_YOUR OBJECTIVE_
Return every line of the data that contains the string "moved".

*** Opening THE DATA ***

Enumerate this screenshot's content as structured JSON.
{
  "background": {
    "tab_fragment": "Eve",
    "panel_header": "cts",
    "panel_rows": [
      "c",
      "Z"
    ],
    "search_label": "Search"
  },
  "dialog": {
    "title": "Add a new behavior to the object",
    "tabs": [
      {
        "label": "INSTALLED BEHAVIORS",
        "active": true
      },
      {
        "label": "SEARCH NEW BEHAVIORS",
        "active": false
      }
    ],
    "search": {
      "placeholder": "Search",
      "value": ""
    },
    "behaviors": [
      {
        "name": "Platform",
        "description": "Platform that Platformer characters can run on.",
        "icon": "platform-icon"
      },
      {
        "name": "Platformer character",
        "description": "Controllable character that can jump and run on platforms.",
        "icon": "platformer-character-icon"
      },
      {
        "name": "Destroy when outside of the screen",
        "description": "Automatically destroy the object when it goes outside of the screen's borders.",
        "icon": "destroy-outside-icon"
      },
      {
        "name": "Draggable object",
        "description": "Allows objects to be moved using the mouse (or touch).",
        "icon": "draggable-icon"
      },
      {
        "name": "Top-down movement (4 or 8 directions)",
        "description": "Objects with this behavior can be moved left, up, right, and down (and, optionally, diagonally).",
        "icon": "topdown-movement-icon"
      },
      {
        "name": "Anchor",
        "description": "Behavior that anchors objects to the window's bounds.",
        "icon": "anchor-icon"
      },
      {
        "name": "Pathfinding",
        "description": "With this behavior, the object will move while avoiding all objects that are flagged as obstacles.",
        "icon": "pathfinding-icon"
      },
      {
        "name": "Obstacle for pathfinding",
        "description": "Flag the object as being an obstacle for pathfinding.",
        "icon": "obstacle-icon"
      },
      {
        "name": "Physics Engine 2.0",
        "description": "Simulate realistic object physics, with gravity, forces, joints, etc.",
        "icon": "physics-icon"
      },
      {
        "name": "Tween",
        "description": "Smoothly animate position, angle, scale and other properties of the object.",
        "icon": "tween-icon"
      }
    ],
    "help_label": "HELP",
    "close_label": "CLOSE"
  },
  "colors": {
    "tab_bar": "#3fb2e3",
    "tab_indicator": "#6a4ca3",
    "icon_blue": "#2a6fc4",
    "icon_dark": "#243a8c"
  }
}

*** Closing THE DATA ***

_ANSWER FOR THIS EXERCISE_
        "description": "Allows objects to be moved using the mouse (or touch).",
        "description": "Objects with this behavior can be moved left, up, right, and down (and, optionally, diagonally).",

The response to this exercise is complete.